> to try to weave through the narrow streets.
>
> The last 10 miles were really hard work. I was a bit dehydrated and was very
> low on energy. This was confirmed when eating a few glucose tablets gave me a
> 15 minutes spurt of life so that my legs merely hurt rather than feeling
> drained. My left knee was feeling the extra rotation a bit and I was getting
> rather saddle sore.
>
> I did finish though (despite slowing down a bit in the last few miles) and was
> really pleased to have done my first fifty. The total time taken (including
> breaks) was 5:25 - so averaging just under 10 mph when actually riding. I was
> quite pleased with that. A number of my collegues from work were amazed that
> I’d finished, but they don’t all know how much of a uni-freak I am…
>
> A couple of points
> 1) Check your Coker cranks for bendability…
> 2) Maybe an air-saddle is in order (even having ridden a number of 20s and 30s
> before I’ve not really seen the need up to now)
> 3) Make sure you eat and drink lots when riding for a long time/a long way
> 4) Huge respect to the UAM crowd!
>
> –
> Paul Selwood paul@vimes.u-net.com

Re: The 3 counties ride

Nice writeup - 50 miles is a great accomplishment. Way to go!

—Nathan

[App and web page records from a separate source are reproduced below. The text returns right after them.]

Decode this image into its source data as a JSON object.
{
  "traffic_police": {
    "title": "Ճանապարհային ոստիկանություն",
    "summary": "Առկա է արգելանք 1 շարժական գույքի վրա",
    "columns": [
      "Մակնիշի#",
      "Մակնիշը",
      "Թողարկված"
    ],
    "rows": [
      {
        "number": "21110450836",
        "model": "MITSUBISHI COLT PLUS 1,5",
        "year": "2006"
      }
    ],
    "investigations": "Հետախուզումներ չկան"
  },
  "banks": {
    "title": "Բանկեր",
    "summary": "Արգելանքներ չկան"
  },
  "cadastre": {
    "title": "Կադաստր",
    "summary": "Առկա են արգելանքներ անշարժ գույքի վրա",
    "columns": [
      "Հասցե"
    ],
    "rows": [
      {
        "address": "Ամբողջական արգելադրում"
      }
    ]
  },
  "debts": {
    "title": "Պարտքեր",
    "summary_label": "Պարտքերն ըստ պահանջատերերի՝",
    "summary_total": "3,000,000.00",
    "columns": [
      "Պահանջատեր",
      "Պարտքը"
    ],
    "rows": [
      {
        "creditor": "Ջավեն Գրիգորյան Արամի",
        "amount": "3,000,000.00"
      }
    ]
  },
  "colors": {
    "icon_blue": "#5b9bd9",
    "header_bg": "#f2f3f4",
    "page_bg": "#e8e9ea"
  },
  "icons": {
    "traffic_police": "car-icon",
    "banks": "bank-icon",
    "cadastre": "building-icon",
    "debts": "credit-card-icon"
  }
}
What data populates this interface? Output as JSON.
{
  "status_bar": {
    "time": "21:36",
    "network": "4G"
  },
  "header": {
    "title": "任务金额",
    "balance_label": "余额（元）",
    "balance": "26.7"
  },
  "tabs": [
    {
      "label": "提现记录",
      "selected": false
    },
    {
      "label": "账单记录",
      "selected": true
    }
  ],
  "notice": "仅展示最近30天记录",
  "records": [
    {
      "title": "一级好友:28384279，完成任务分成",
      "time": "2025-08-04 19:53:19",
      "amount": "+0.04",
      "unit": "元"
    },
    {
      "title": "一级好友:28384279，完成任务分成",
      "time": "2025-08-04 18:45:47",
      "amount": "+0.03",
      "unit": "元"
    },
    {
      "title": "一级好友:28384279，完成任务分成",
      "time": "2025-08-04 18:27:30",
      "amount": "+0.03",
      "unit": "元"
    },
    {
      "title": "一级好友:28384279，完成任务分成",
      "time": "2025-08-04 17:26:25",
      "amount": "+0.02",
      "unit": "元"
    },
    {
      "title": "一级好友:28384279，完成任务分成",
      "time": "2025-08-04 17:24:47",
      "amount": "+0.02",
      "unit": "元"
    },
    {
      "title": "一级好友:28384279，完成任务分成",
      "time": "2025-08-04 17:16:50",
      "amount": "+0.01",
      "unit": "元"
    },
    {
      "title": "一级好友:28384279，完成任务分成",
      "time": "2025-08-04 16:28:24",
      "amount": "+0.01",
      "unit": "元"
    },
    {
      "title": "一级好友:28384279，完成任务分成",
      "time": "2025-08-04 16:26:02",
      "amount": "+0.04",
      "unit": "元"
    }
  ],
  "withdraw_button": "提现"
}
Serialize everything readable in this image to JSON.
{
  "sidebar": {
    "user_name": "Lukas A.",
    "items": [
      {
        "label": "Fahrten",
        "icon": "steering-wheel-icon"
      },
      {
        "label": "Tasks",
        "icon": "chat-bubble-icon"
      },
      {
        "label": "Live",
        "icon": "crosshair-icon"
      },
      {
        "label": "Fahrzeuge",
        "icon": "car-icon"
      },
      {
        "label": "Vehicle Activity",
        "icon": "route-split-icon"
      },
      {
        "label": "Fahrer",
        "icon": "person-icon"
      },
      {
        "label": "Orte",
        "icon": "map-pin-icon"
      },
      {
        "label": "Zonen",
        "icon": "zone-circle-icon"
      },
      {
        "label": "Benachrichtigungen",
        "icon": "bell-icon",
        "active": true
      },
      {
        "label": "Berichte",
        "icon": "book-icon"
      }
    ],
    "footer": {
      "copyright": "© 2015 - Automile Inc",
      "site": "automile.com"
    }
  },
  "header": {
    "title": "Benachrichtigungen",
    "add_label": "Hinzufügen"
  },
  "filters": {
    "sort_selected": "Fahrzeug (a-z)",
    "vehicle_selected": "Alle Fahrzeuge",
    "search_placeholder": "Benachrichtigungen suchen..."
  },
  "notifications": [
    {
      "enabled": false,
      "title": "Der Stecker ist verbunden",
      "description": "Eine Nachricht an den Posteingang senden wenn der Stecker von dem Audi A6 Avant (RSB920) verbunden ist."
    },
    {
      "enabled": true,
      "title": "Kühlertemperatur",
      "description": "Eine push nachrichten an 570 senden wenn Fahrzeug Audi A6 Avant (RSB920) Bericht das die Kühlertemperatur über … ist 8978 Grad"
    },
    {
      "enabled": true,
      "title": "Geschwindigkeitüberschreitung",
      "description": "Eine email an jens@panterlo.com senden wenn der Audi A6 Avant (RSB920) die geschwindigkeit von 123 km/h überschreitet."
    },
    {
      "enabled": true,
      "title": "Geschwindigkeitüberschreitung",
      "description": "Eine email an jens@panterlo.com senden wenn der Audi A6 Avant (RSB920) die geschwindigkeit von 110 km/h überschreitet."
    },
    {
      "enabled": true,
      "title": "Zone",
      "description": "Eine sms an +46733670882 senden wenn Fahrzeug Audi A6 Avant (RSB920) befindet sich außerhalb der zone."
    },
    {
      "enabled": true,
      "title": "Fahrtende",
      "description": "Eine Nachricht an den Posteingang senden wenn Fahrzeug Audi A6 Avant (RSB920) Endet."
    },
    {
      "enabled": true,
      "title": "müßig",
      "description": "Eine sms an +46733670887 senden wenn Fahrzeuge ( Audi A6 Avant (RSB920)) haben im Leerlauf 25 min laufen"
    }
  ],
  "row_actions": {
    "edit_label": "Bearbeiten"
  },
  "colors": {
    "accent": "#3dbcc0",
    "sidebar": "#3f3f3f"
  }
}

“Paul Selwood” <paul@vimes.u-net.com> wrote in message
news:529hh8.mo.ln@vimes.u-net.com
> Yesterday I took part in a local charity ride that starts in Bracknell, Berks
> and takes in a loop of countryside through Oxon and Bucks including a big
> chunk of the Chiltern Hills. A team of people from work were taking part, and
> I tagged along on my Coker. There were two options to the ride, 33 and 50
> miles. I chose the latter as I really need the training.
[snip]